Aim of the task: Of the lines in the data below, count the ones holding the string "title", and answer with that number only.

•••

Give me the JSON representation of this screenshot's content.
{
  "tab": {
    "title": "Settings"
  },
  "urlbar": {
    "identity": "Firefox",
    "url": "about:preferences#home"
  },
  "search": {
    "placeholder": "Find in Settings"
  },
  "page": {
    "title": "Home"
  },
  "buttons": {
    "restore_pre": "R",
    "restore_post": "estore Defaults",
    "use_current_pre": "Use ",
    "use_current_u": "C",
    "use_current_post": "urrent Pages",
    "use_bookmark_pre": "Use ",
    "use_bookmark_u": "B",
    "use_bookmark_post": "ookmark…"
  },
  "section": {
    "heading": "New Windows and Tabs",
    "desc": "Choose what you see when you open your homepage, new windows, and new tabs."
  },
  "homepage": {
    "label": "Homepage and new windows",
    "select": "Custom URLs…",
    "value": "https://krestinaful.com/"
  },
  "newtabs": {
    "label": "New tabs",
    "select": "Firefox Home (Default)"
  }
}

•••

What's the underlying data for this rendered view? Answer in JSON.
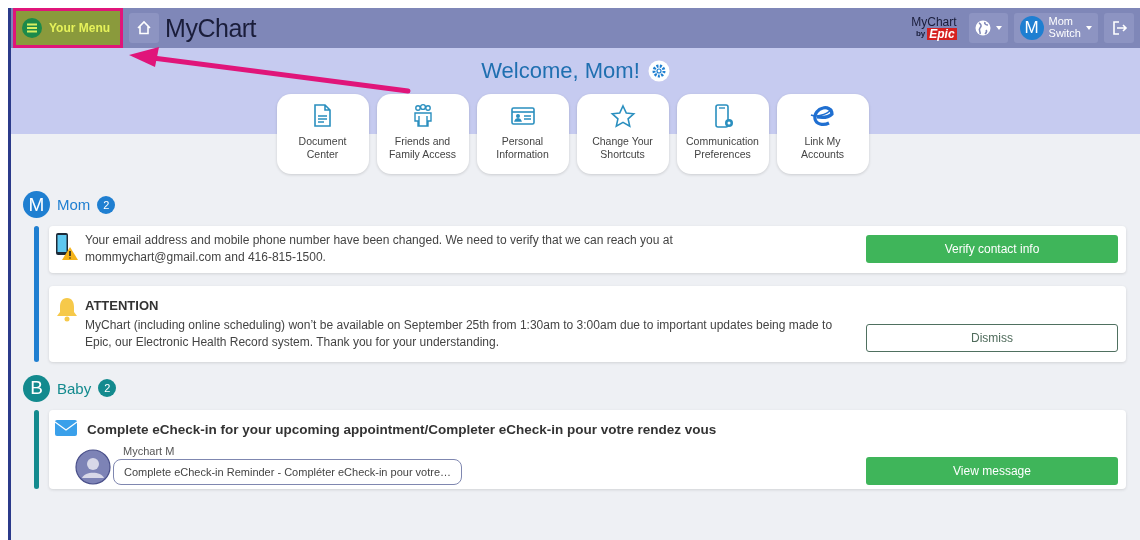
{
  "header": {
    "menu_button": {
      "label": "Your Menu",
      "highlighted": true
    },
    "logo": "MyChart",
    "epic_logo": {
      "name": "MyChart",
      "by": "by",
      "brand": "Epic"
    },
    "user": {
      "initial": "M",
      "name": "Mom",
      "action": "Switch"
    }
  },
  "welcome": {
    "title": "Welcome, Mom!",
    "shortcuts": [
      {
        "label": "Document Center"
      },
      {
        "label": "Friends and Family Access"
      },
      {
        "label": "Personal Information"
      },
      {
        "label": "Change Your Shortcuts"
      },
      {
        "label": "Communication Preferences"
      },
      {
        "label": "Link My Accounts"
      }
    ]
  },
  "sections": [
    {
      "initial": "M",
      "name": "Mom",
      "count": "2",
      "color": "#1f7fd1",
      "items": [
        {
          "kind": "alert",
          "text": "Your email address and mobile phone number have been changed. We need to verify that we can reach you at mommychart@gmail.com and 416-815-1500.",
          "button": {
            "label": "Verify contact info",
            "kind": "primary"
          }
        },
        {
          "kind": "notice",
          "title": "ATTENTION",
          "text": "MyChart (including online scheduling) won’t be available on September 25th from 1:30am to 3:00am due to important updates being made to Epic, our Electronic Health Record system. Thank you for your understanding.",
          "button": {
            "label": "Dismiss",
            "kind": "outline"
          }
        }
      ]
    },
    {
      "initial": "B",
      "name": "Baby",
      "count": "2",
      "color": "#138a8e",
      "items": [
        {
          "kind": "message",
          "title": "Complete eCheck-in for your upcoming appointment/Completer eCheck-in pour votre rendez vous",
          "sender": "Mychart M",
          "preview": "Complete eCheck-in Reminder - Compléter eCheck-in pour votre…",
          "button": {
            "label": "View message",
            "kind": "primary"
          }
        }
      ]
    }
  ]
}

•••

Problem solution: 5